Textures and Finishes
Once you have your moodboard and plan, you can start to add texture and finishes to the room. By texture it doesn’t just mean fabrics. Texture add depths to the room and comes in the form of furniture and accessories – a good idea is to mix contrasting textures for contrast, interest and balance, so imagine brickwork with sleek glass and metallics. Consider adding texture to places such as the sofa, arm chairs and beds with throws, cushions etc, layer rugs to create a focal point in the room and add contrasting textures in vignettes around the space.
Prints and Patterns
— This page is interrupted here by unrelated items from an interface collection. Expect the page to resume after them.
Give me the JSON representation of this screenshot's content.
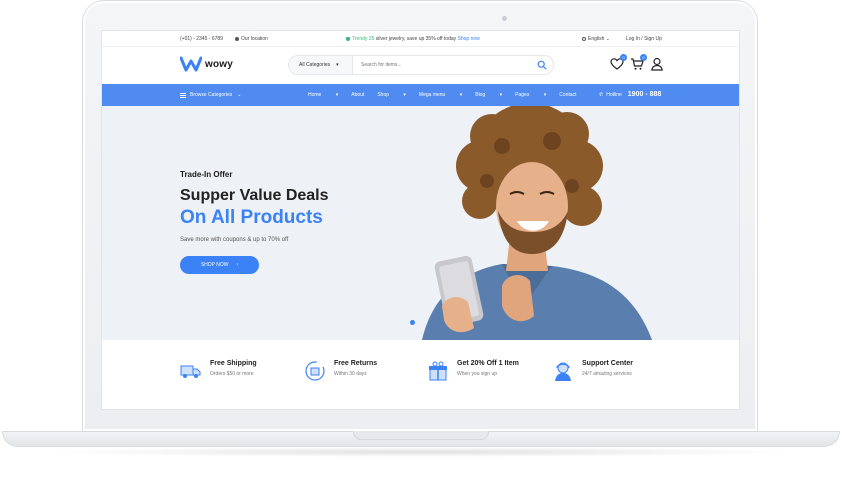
{
  "topbar": {
    "phone": "(+01) - 2345 - 6789",
    "location": "Our location",
    "promo_highlight": "Trendy 25",
    "promo_text": " silver jewelry, save up 35% off today ",
    "promo_link": "Shop now",
    "language": "English",
    "auth": "Log In / Sign Up"
  },
  "header": {
    "logo": "wowy",
    "category_select": "All Categories",
    "search_placeholder": "Search for items...",
    "wishlist_count": "0",
    "cart_count": "0"
  },
  "nav": {
    "browse": "Browse Categories",
    "items": [
      "Home",
      "About",
      "Shop",
      "Mega menu",
      "Blog",
      "Pages",
      "Contact"
    ],
    "hotline_label": "Hotline",
    "hotline_number": "1900 - 888"
  },
  "hero": {
    "subtitle": "Trade-In Offer",
    "title_line1": "Supper Value Deals",
    "title_line2": "On All Products",
    "description": "Save more with coupons & up to 70% off",
    "button": "SHOP NOW"
  },
  "features": [
    {
      "title": "Free Shipping",
      "desc": "Orders $50 or more"
    },
    {
      "title": "Free Returns",
      "desc": "Within 30 days"
    },
    {
      "title": "Get 20% Off 1 Item",
      "desc": "When you sign up"
    },
    {
      "title": "Support Center",
      "desc": "24/7 amazing services"
    }
  ],
  "colors": {
    "accent": "#3b82f6",
    "nav_bg": "#4f8bf0",
    "hero_bg": "#eef1f6",
    "promo_green": "#3bb77e"
  }
}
I totally get that prints can be scary, especially when it comes to wallpaper and statement pieces of furniture so if you’re a little on the reserved side then hold back with a neutral colour palette and add pops of print in soft furnishings. Pattern really can mix up the visual tone of the room and it doesn’t have to be just on walls and fabrics – think rugs, artwork and accessories. You could consider mixing two prints together such as leopard print and floral, spots and stipes or animal print and geometric. By adding these prints to your moobdboard you’re able to see if these work with your overall scheme.
Accessorising Your Space
It’s super tempting to run out and buy all your finishing touches before you’ve even decided what colour scheme you’re having but try to hold off until the last moment – you don’t need to rush the room (unless it’s a nursery and you’re about to pop), so really take your time and build up pieces as you go along. The biggest mistake I made when I moved into my apartment was to rush out and buy everything I thought I loved, without really working out how it was going to fit in with everything else I thought I loved – cue a kind of mismatched space, and not in an eclectic way. Remember to also utilise pieces in the home that you already have. I bet there are pieces in the house that you’ve forgotten about that could look great in your newly decorated room. And if you’re a hoarder then have a good clear out and get rid of any clutter – the space should look stylishly put together, not crammed full of your old bits and bobs. Finally, add a scent to the room to really pull the whole feel of the space together. We were given a beautiful candle by Martin and Mark in our goody bag for the day by a local candle specialist called Willow & Honey and let me tell you, this smells absolutely a-mazing.
So there you have it. A step-by-step guide to decorating your room from scratch, becoming your very own interior designer. I had such a fantastic day at Martin’s workshop and learnt even more than I could share here. If you’re interested in taking part in a workshop, you can grab yourself a place on the next one in September – the breakfast, lunch, champagne and afternoon cakes are worth the trip for alone.